William Hague: And look at what has happened when parliamentary committees, cross-party committees with a Labour majority have examined this question: the foreign affairs committee, the European Scrutiny Committee. The European Scrutiny Committee concluded that the treaty, the Lisbon Treaty was substantially equivalent to the constitution and efforts to portray it as otherwise were likely to be misleading.
David Miliband: I'll have to come in there …
James Naughtie: Very quickly, foreign secretary, very quickly foreign secretary …
David Miliband: William Hague has read half of the sentence. What the ESC has said, the European Scrutiny Committee said, was that for those counties didn't have the protocols that Britain has negotiated, in respect, for example, justice and home affairs, there were significant similarities. So let's be absolutely clear about what parliamentary committees have said. In key areas of structure, in key areas of content, and in consequence as well, the Reform Treaty has significant differences from the constitutional treaty. And those are important in our discussion. But the fundamental issue is, does it constitute a fundamental shift in the balance of power, in which case the people should be consulted or is in fact a job for MPs. And I believe that, as an amending treaty, it's a job for MPs.
James Naughtie: Can I just ask you foreign secretary, one last question. Isn't the politics of this clear? And isn't it the case that you as a government are pretty well losing the argument on Europe because, by every measure of opinion we've got that you'd lose it?

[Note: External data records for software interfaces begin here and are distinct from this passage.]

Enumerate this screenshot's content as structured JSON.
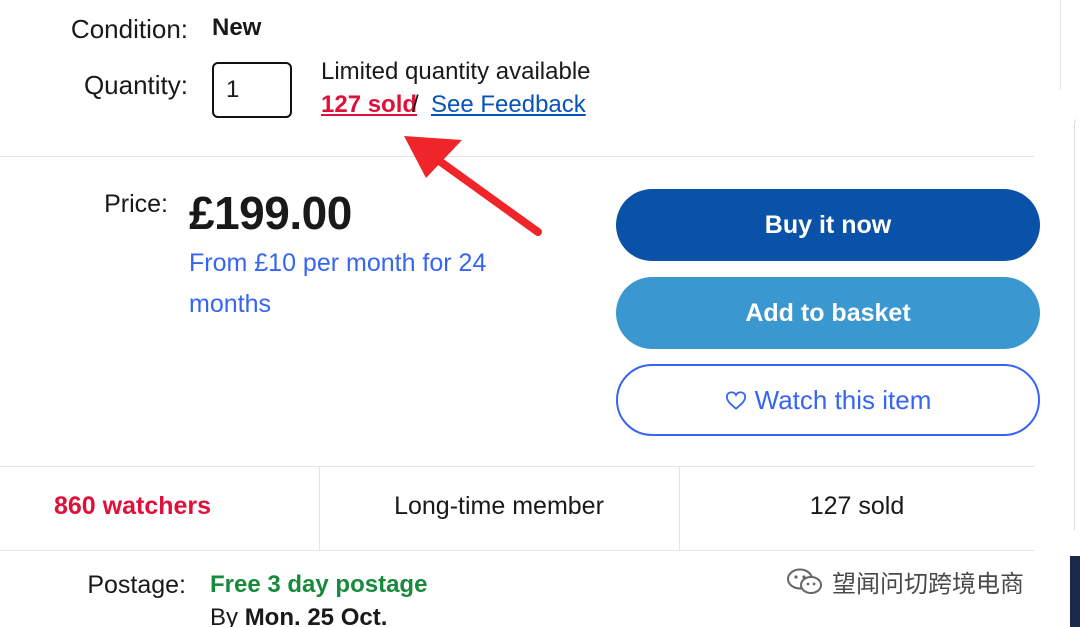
{
  "details": {
    "condition_label": "Condition:",
    "condition_value": "New",
    "quantity_label": "Quantity:",
    "quantity_value": "1",
    "availability": "Limited quantity available",
    "sold_link": "127 sold",
    "separator": "/",
    "feedback_link": "See Feedback"
  },
  "price": {
    "label": "Price:",
    "amount": "£199.00",
    "finance": "From £10 per month for 24 months"
  },
  "actions": {
    "buy_now": "Buy it now",
    "add_to_basket": "Add to basket",
    "watch": "Watch this item"
  },
  "stats": {
    "watchers": "860 watchers",
    "member": "Long-time member",
    "sold": "127 sold"
  },
  "postage": {
    "label": "Postage:",
    "value": "Free 3 day postage",
    "by_prefix": "By",
    "date": "Mon. 25 Oct."
  },
  "watermark": {
    "text": "望闻问切跨境电商"
  },
  "colors": {
    "accent_blue": "#3665f3",
    "buy_button": "#0a52a8",
    "basket_button": "#3b97cf",
    "alert_red": "#e0103a",
    "postage_green": "#188a3c",
    "annotation_arrow": "#f0252a"
  },
  "icons": {
    "watch_icon": "heart-outline-icon",
    "annotation": "red-arrow-icon",
    "watermark_icon": "wechat-icon"
  }
}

David Miliband: I am sorry that you have given William Hague a points victory in the last ten minutes discussion [illegible]. I would dispute that. No, I don't accept that proposition. I think that there is an important principle here, which is what's the job of parliament? And the job of parliament must be to scrutinise legislation and then decide whether or not to pass it. In exceptional cases where there is a fundamental shift in the balance of power, then of course there should be a referendum, and the scrutiny should be intense and the scrutiny should be serious. But in the end this is what we pay MPs for.
James Naughtie: Foreign secretary, William Hague, thank you both very much.
Comment by Nick Robinson, political editor (abbreviated).
What's striking though about this I think Jim, is that we thought that this would be a huge story, didn't we – this story of the Lisbon Treaty. This debate seemed likely to dominate the Spring and it really hasn’t. This is the first bit of attention it's got.
Now some people have criticised the media, the BBC for not giving it enough attention. But shall tell you why. The front benches have conspired to make it dull. The government doesn't really want much attention on it, there is a degree of embarrassment on it, that they’ve changed their position on the referendum, not one but twice in recent years.
The Conservatives, yes, are united in the main in favouring a referendum, but they believe that William Hague tried winning elections by being eurosceptic and failed. And he's one of the leading Tories in saying let's not bang on about this issue. And the Lib-Dems for their own reasons, really know that they are split on the issue of the referendum and therefore have also chosen not to give it a great deal of attention.
So it is likely that there will be no referendum. The Lisbon Treaty will be signed …